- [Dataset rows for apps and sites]
----------

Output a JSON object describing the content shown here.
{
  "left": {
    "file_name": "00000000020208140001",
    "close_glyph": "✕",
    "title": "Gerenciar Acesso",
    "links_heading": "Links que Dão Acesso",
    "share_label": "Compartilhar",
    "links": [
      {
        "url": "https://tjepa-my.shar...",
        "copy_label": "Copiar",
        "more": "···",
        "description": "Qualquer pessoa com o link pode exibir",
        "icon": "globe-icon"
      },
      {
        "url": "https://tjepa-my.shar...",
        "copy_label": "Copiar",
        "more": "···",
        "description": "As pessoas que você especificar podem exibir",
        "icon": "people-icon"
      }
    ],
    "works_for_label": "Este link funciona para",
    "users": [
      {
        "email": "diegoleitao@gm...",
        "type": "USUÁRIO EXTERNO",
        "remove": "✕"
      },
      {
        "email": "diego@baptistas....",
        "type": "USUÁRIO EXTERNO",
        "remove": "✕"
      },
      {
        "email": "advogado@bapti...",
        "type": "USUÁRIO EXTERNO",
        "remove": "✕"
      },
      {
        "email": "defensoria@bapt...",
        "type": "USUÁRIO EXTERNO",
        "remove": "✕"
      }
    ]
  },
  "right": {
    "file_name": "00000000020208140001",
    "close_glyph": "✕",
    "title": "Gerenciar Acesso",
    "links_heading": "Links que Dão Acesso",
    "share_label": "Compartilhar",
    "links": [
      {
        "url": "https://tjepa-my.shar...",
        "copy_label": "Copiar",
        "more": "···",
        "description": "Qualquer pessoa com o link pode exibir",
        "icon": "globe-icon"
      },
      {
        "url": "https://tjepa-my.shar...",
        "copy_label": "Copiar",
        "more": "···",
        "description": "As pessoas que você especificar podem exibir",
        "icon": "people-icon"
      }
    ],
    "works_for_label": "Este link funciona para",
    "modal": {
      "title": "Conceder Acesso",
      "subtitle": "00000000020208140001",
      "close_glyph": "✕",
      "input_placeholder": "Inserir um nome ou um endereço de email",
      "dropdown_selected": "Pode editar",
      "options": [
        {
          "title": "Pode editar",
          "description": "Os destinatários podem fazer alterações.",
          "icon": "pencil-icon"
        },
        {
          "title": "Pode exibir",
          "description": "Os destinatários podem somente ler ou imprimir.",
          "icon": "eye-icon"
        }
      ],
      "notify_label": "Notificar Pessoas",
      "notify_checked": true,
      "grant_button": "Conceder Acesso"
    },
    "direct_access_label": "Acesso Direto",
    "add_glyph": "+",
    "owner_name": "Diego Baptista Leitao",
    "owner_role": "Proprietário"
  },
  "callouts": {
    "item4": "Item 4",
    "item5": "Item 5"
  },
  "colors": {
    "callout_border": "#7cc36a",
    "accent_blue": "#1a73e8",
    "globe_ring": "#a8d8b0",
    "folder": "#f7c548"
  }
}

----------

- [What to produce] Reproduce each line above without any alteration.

- [Completed task]
Output a JSON object describing the content shown here.
{
  "left": {
    "file_name": "00000000020208140001",
    "close_glyph": "✕",
    "title": "Gerenciar Acesso",
    "links_heading": "Links que Dão Acesso",
    "share_label": "Compartilhar",
    "links": [
      {
        "url": "https://tjepa-my.shar...",
        "copy_label": "Copiar",
        "more": "···",
        "description": "Qualquer pessoa com o link pode exibir",
        "icon": "globe-icon"
      },
      {
        "url": "https://tjepa-my.shar...",
        "copy_label": "Copiar",
        "more": "···",
        "description": "As pessoas que você especificar podem exibir",
        "icon": "people-icon"
      }
    ],
    "works_for_label": "Este link funciona para",
    "users": [
      {
        "email": "diegoleitao@gm...",
        "type": "USUÁRIO EXTERNO",
        "remove": "✕"
      },
      {
        "email": "diego@baptistas....",
        "type": "USUÁRIO EXTERNO",
        "remove": "✕"
      },
      {
        "email": "advogado@bapti...",
        "type": "USUÁRIO EXTERNO",
        "remove": "✕"
      },
      {
        "email": "defensoria@bapt...",
        "type": "USUÁRIO EXTERNO",
        "remove": "✕"
      }
    ]
  },
  "right": {
    "file_name": "00000000020208140001",
    "close_glyph": "✕",
    "title": "Gerenciar Acesso",
    "links_heading": "Links que Dão Acesso",
    "share_label": "Compartilhar",
    "links": [
      {
        "url": "https://tjepa-my.shar...",
        "copy_label": "Copiar",
        "more": "···",
        "description": "Qualquer pessoa com o link pode exibir",
        "icon": "globe-icon"
      },
      {
        "url": "https://tjepa-my.shar...",
        "copy_label": "Copiar",
        "more": "···",
        "description": "As pessoas que você especificar podem exibir",
        "icon": "people-icon"
      }
    ],
    "works_for_label": "Este link funciona para",
    "modal": {
      "title": "Conceder Acesso",
      "subtitle": "00000000020208140001",
      "close_glyph": "✕",
      "input_placeholder": "Inserir um nome ou um endereço de email",
      "dropdown_selected": "Pode editar",
      "options": [
        {
          "title": "Pode editar",
          "description": "Os destinatários podem fazer alterações.",
          "icon": "pencil-icon"
        },
        {
          "title": "Pode exibir",
          "description": "Os destinatários podem somente ler ou imprimir.",
          "icon": "eye-icon"
        }
      ],
      "notify_label": "Notificar Pessoas",
      "notify_checked": true,
      "grant_button": "Conceder Acesso"
    },
    "direct_access_label": "Acesso Direto",
    "add_glyph": "+",
    "owner_name": "Diego Baptista Leitao",
    "owner_role": "Proprietário"
  },
  "callouts": {
    "item4": "Item 4",
    "item5": "Item 5"
  },
  "colors": {
    "callout_border": "#7cc36a",
    "accent_blue": "#1a73e8",
    "globe_ring": "#a8d8b0",
    "folder": "#f7c548"
  }
}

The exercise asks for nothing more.